  • a roll of clingfilm

roll noun (LIST)

[ C ] an official list of names:

Is your name on the electoral roll (= the list of people who can vote)?
take/call the roll mainly US

If you take/call the roll, you read aloud the names of all the people on the list to make certain that they are present:

The teacher called the roll to see if any students were absent.

roll noun (MOVEMENT)

[ C ] an act of rolling on the ground:

The dog went for a roll in the grass.
a roll in the hay humorous

sexual activity that is quick and enjoyable and does not involve serious feelings:

I wouldn't sacrifice my marriage for a roll in the hay with a waitress.

[ U ] The roll of a ship or aircraft is its movement from side to side in the water or air.


(Definition of “roll” from the Cambridge Advanced Learner's Dictionary & Thesaurus © Cambridge University Press)

“roll” in American English

See all translations


us /roʊl/

roll verb (MOVE)

[ I/T ] to move in a direction by turning over and over or by traveling on wheels, or to cause something to move in this way:

[ I ] The coin rolled off the table.
[ T ] I rolled the spare tire around to the side of the car.
[ I ] Tears rolled down his cheeks.
Bob rolled over (= turned his body while lying down) onto his stomach.

[ I/T ] If you roll a car window up or down, you turn a handle or press a button that opens or closes the window.


[ T ] to form something soft into a rounded shape:

He rolled the clay into a ball.
[ M ] She rolled up her pants so they wouldn’t get wet.

roll verb (SOUND)

[ I/T ] to make a continuous repeated sound:

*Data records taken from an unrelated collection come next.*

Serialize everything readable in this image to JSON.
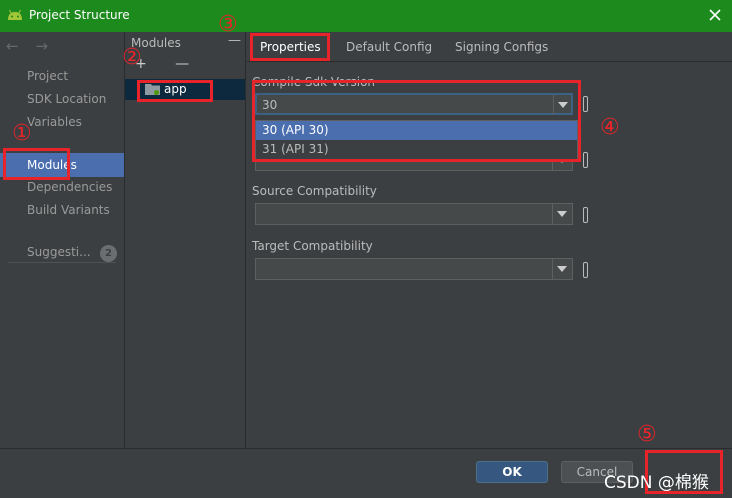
{
  "window": {
    "title": "Project Structure"
  },
  "nav": {
    "back_forward": "← →",
    "items": [
      "Project",
      "SDK Location",
      "Variables",
      "Modules",
      "Dependencies",
      "Build Variants"
    ],
    "suggestions_label": "Suggesti...",
    "suggestions_count": "2",
    "selected": "Modules"
  },
  "modules": {
    "title": "Modules",
    "collapse": "—",
    "tools": "+ —",
    "items": [
      "app"
    ]
  },
  "tabs": [
    "Properties",
    "Default Config",
    "Signing Configs"
  ],
  "properties": {
    "compile_sdk": {
      "label": "Compile Sdk Version",
      "value": "30"
    },
    "dropdown_options": [
      "30 (API 30)",
      "31 (API 31)"
    ],
    "source_compat": {
      "label": "Source Compatibility",
      "value": ""
    },
    "target_compat": {
      "label": "Target Compatibility",
      "value": ""
    }
  },
  "footer": {
    "ok": "OK",
    "cancel": "Cancel"
  },
  "annotations": [
    "①",
    "②",
    "③",
    "④",
    "⑤"
  ],
  "watermark": "CSDN @棉猴",
  "colors": {
    "titlebar": "#1d8a1e",
    "selection": "#4b6eaf",
    "annotation": "#e8242b",
    "ok_button": "#365880"
  }
}
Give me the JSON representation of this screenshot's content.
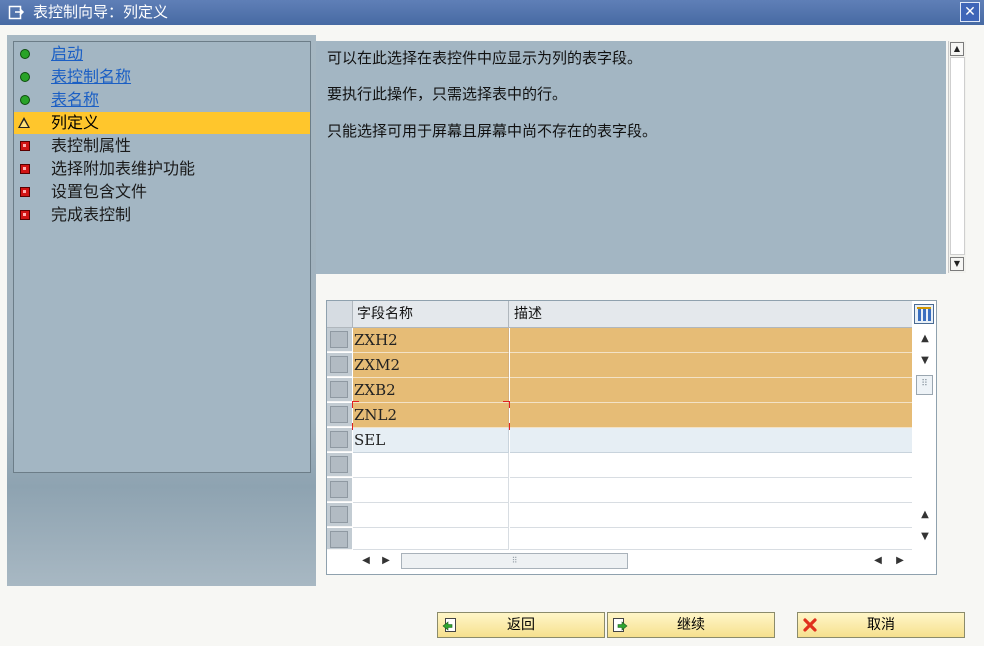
{
  "window": {
    "title": "表控制向导：列定义"
  },
  "steps": [
    {
      "label": "启动",
      "status": "done"
    },
    {
      "label": "表控制名称",
      "status": "done"
    },
    {
      "label": "表名称",
      "status": "done"
    },
    {
      "label": "列定义",
      "status": "current"
    },
    {
      "label": "表控制属性",
      "status": "pending"
    },
    {
      "label": "选择附加表维护功能",
      "status": "pending"
    },
    {
      "label": "设置包含文件",
      "status": "pending"
    },
    {
      "label": "完成表控制",
      "status": "pending"
    }
  ],
  "info": {
    "lines": [
      "可以在此选择在表控件中应显示为列的表字段。",
      "要执行此操作，只需选择表中的行。",
      "只能选择可用于屏幕且屏幕中尚不存在的表字段。"
    ]
  },
  "table": {
    "columns": [
      "字段名称",
      "描述"
    ],
    "rows": [
      {
        "field": "ZXH2",
        "desc": "",
        "selected": true
      },
      {
        "field": "ZXM2",
        "desc": "",
        "selected": true
      },
      {
        "field": "ZXB2",
        "desc": "",
        "selected": true
      },
      {
        "field": "ZNL2",
        "desc": "",
        "selected": true
      },
      {
        "field": "SEL",
        "desc": "",
        "selected": false
      },
      {
        "field": "",
        "desc": "",
        "selected": false
      },
      {
        "field": "",
        "desc": "",
        "selected": false
      },
      {
        "field": "",
        "desc": "",
        "selected": false
      },
      {
        "field": "",
        "desc": "",
        "selected": false
      }
    ]
  },
  "buttons": {
    "back": "返回",
    "continue": "继续",
    "cancel": "取消"
  },
  "colors": {
    "accent": "#ffc62c",
    "selected_row": "#e6bc76",
    "panel": "#a3b6c3"
  }
}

[ I ] Thunder rolled in the distance.


us /roʊl/

roll noun (LIST)

[ C ] an official list of names:

a roll of eligible voters

roll noun (BREAD)

roll noun (MOVEMENT)

[ C/U ] the movement of something in a direction by turning over and over or by traveling on wheels:

[ C ] You have to allow for the roll of the ball when it lands after you hit it.

roll noun (SOUND)

roll noun (ROUNDED SHAPE)

[ C ] a long piece of something that bends, formed into a cylinder:

a roll of film/ tape/aluminum foil

[ C ] A roll is also a rounded mass of something:

rolls of fat


(Definition of “roll” from the Cambridge Academic Content Dictionary © Cambridge University Press)

“roll” in Business English

See all translations


uk /rəʊl/ us
roll off the assembly/production line

to be produced in a factory:

The new vehicles roll off the assembly line in August.
The company's first locally made vehicle will roll off the production line within a year.

(Definition of “roll” from the Cambridge Business English Dictionary © Cambridge University Press)